BD: I’m a big believer in using the development process to achieve more affordable housing. In the Bloomberg years, a lot of times developers have not been pushed hard enough for the maximum amount of affordable housing, or affordable housing commitments were made and not followed through on. And I think part of it is the aspect of transparency. I would like to see any sort of agreements made public, and constantly assessed in a very public manner to see that they’re lived up to.
ER: You kicked off your campaign at your home in Park Slope where your wife called you an “outer-borough working dad.” Some people might say that an 11th Street address doesn’t exactly qualify you as “outer-borough” these days.
BD: That’s crazy. We moved here in 1992. This was long before I had any gumption of running for office. It’s pricier now, but there’s still a lot of old-timers in the Slope, still a lot of working and middle-class people, and a lot of focus on public schools and small businesses. We’re homeowners, our daughter just graduated, but for 14 years now our kids have gone to public school. Chirlane and I are like so many other middle-class folks that have had to figure out a way to find childcare we could afford when our kids were younger, and balance all the pieces of our lives.
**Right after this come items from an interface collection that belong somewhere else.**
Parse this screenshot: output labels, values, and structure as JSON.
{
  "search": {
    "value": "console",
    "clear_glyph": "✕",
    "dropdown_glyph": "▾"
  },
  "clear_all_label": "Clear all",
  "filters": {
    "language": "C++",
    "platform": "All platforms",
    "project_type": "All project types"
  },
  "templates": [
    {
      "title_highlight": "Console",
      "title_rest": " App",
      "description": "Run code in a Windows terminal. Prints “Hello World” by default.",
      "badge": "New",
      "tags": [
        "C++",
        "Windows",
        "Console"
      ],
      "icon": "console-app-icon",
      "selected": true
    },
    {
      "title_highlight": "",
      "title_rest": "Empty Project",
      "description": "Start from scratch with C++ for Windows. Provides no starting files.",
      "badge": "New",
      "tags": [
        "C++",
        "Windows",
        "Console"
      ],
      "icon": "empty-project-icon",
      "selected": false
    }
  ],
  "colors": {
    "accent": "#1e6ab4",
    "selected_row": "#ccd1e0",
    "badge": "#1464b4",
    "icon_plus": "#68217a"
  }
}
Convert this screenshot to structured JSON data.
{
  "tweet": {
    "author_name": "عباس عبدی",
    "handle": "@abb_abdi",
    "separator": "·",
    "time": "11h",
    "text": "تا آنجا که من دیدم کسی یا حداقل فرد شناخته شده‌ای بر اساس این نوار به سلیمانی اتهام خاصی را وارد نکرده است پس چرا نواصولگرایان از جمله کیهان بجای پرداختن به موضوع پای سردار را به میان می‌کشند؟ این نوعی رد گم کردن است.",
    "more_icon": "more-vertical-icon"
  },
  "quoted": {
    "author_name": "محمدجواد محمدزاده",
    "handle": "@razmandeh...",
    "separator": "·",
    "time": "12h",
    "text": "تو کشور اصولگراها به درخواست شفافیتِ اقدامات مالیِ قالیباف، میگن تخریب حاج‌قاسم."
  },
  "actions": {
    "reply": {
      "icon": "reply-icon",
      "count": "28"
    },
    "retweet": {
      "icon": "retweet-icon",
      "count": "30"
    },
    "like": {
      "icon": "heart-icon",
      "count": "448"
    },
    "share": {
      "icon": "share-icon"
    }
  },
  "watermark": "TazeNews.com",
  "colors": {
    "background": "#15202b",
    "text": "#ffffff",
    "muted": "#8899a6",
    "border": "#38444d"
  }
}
That’s what people are dealing with in the outer boroughs. I’ve been in our neighborhood now [for what] will be 21 years in March. And our kids were born at Methodist [Hospital], I was the little league coach with the 78th Precinct Youth Council, and we’ve really steeped ourselves in the life of the neighborhood.
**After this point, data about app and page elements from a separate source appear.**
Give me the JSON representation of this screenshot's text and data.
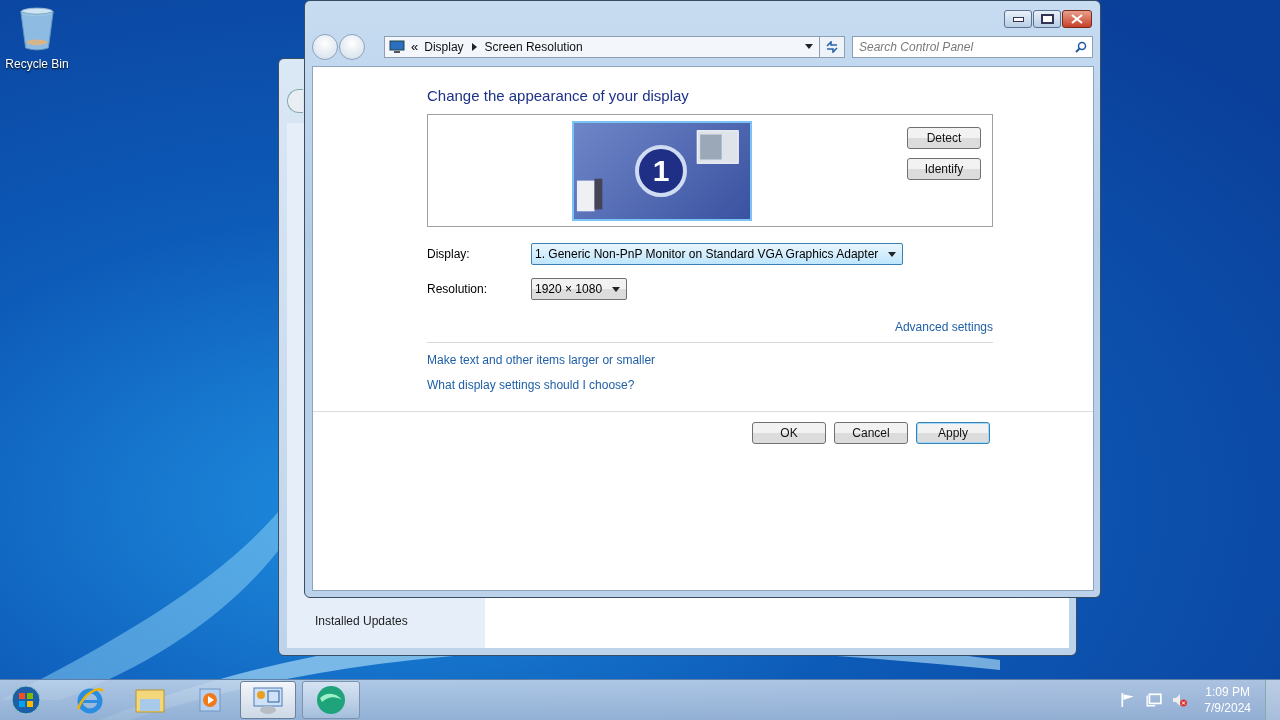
{
  "desktop_icons": [
    {
      "label": "Recycle Bin"
    }
  ],
  "back_window": {
    "sidebar_items": [
      "Installed Updates"
    ]
  },
  "window": {
    "address_overflow": "«",
    "breadcrumb": [
      "Display",
      "Screen Resolution"
    ],
    "search": {
      "placeholder": "Search Control Panel"
    },
    "heading": "Change the appearance of your display",
    "monitor_number": "1",
    "side_buttons": [
      "Detect",
      "Identify"
    ],
    "fields": [
      {
        "label": "Display:",
        "value": "1. Generic Non-PnP Monitor on Standard VGA Graphics Adapter",
        "focused": true
      },
      {
        "label": "Resolution:",
        "value": "1920 × 1080",
        "focused": false
      }
    ],
    "advanced_link": "Advanced settings",
    "links": [
      "Make text and other items larger or smaller",
      "What display settings should I choose?"
    ],
    "buttons": [
      {
        "label": "OK",
        "default": false
      },
      {
        "label": "Cancel",
        "default": false
      },
      {
        "label": "Apply",
        "default": true
      }
    ]
  },
  "taskbar": {
    "apps": [
      {
        "running": false,
        "selected": false
      },
      {
        "running": false,
        "selected": false
      },
      {
        "running": false,
        "selected": false
      },
      {
        "running": true,
        "selected": true
      },
      {
        "running": true,
        "selected": false
      }
    ]
  },
  "tray": {
    "time": "1:09 PM",
    "date": "7/9/2024"
  }
}
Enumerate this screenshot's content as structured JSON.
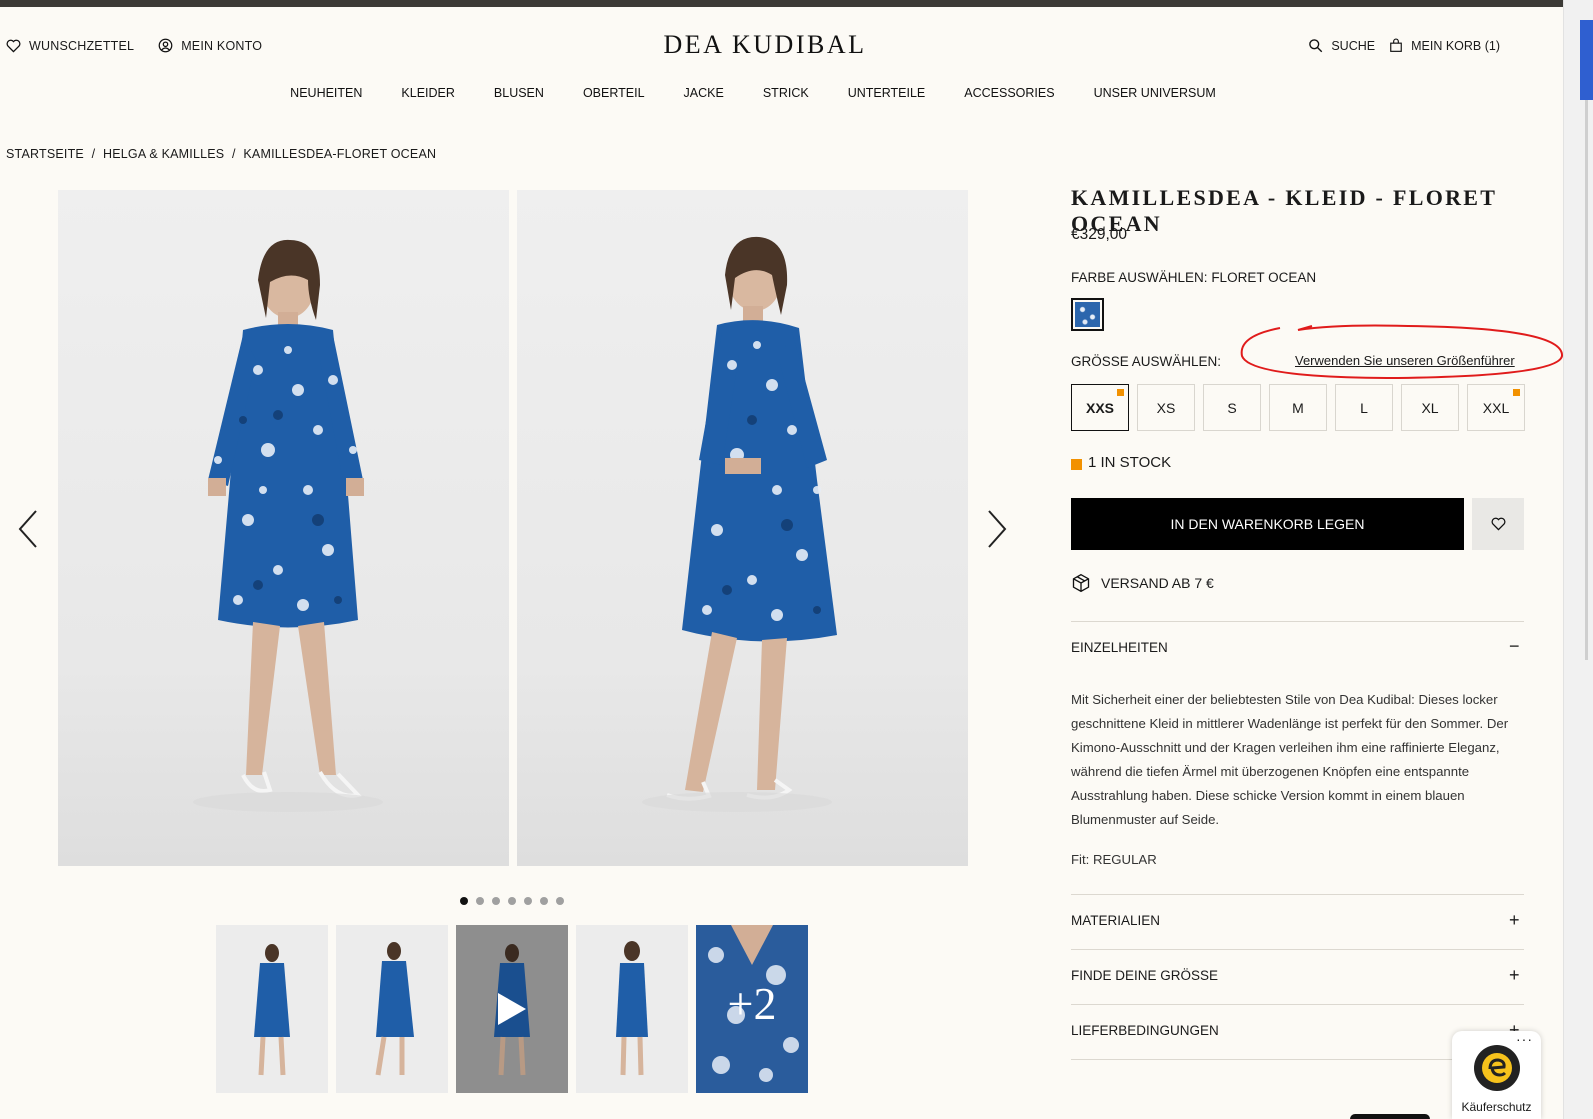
{
  "header": {
    "wishlist": "WUNSCHZETTEL",
    "account": "MEIN KONTO",
    "logo": "DEA KUDIBAL",
    "search": "SUCHE",
    "cart": "MEIN KORB (1)"
  },
  "nav": [
    "NEUHEITEN",
    "KLEIDER",
    "BLUSEN",
    "OBERTEIL",
    "JACKE",
    "STRICK",
    "UNTERTEILE",
    "ACCESSORIES",
    "UNSER UNIVERSUM"
  ],
  "breadcrumb": [
    "STARTSEITE",
    "/",
    "HELGA & KAMILLES",
    "/",
    "KAMILLESDEA-FLORET OCEAN"
  ],
  "gallery": {
    "dot_count": 7,
    "active_dot": 0,
    "more_label": "+2"
  },
  "product": {
    "title": "KAMILLESDEA - KLEID - FLORET OCEAN",
    "price": "€329,00",
    "color_label": "FARBE AUSWÄHLEN:",
    "color_value": "FLORET OCEAN",
    "size_label": "GRÖSSE AUSWÄHLEN:",
    "size_guide": "Verwenden Sie unseren Größenführer",
    "sizes": [
      {
        "label": "XXS",
        "selected": true,
        "low_stock": true
      },
      {
        "label": "XS",
        "selected": false,
        "low_stock": false
      },
      {
        "label": "S",
        "selected": false,
        "low_stock": false
      },
      {
        "label": "M",
        "selected": false,
        "low_stock": false
      },
      {
        "label": "L",
        "selected": false,
        "low_stock": false
      },
      {
        "label": "XL",
        "selected": false,
        "low_stock": false
      },
      {
        "label": "XXL",
        "selected": false,
        "low_stock": true
      }
    ],
    "stock": "1 IN STOCK",
    "add_to_cart": "IN DEN WARENKORB LEGEN",
    "shipping": "VERSAND AB 7 €"
  },
  "accordion": {
    "details_title": "EINZELHEITEN",
    "details_text": "Mit Sicherheit einer der beliebtesten Stile von Dea Kudibal: Dieses locker geschnittene Kleid in mittlerer Wadenlänge ist perfekt für den Sommer. Der Kimono-Ausschnitt und der Kragen verleihen ihm eine raffinierte Eleganz, während die tiefen Ärmel mit überzogenen Knöpfen eine entspannte Ausstrahlung haben. Diese schicke Version kommt in einem blauen Blumenmuster auf Seide.",
    "fit": "Fit: REGULAR",
    "materials": "MATERIALIEN",
    "find_size": "FINDE DEINE GRÖSSE",
    "delivery": "LIEFERBEDINGUNGEN"
  },
  "trust": {
    "label": "Käuferschutz",
    "menu": "···"
  },
  "colors": {
    "accent": "#000000",
    "low_stock": "#f29100",
    "dress_blue": "#1f5ea8",
    "background": "#fcfaf5"
  }
}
ER: Are you now, or have you ever been a card-carrying member of the Park Slope Food Co-op?
BD: I am not a member of the Co-op. Got close to doing it a few times, but never could figure out how to handle the time commitment.
ER: Brooklyn College is sponsoring a talk by the BDS [boycott, divestment and sanctions] Movement that is causing an uproar. What’s your take — academic freedom or inappropriate use of public funds?
BD: Brooklyn College is making a huge mistake. I disagree fundamentally with the divestment movement. By definition we have to stand by Israel and this movement is aimed at undermining the Israeli economy, which is outrageous. The answer to the freedom of speech issue is, if Brooklyn College wants to officially host the event, then host both sides. I want all voices to be heard, but for a public institution to sponsor only one side — the anti-Israeli side — that’s unfair.
ER: If elected, would you continue setting aside more public space for bicycles and pedestrians?
BD: The motivation [for bike lanes] has been noble but the approach has often been without the kind of communication with the community that I’d like. What I’d say is that let’s look at actual evidence, not biased evidence, but actual evidence about what has happened with each of them. Where they’ve worked, great, let’s keep them. Where they haven’t worked let’s revise them or change them.
ER: Final question: Nets or Knicks?
BD: If that’s the choice, Nets, unquestionably.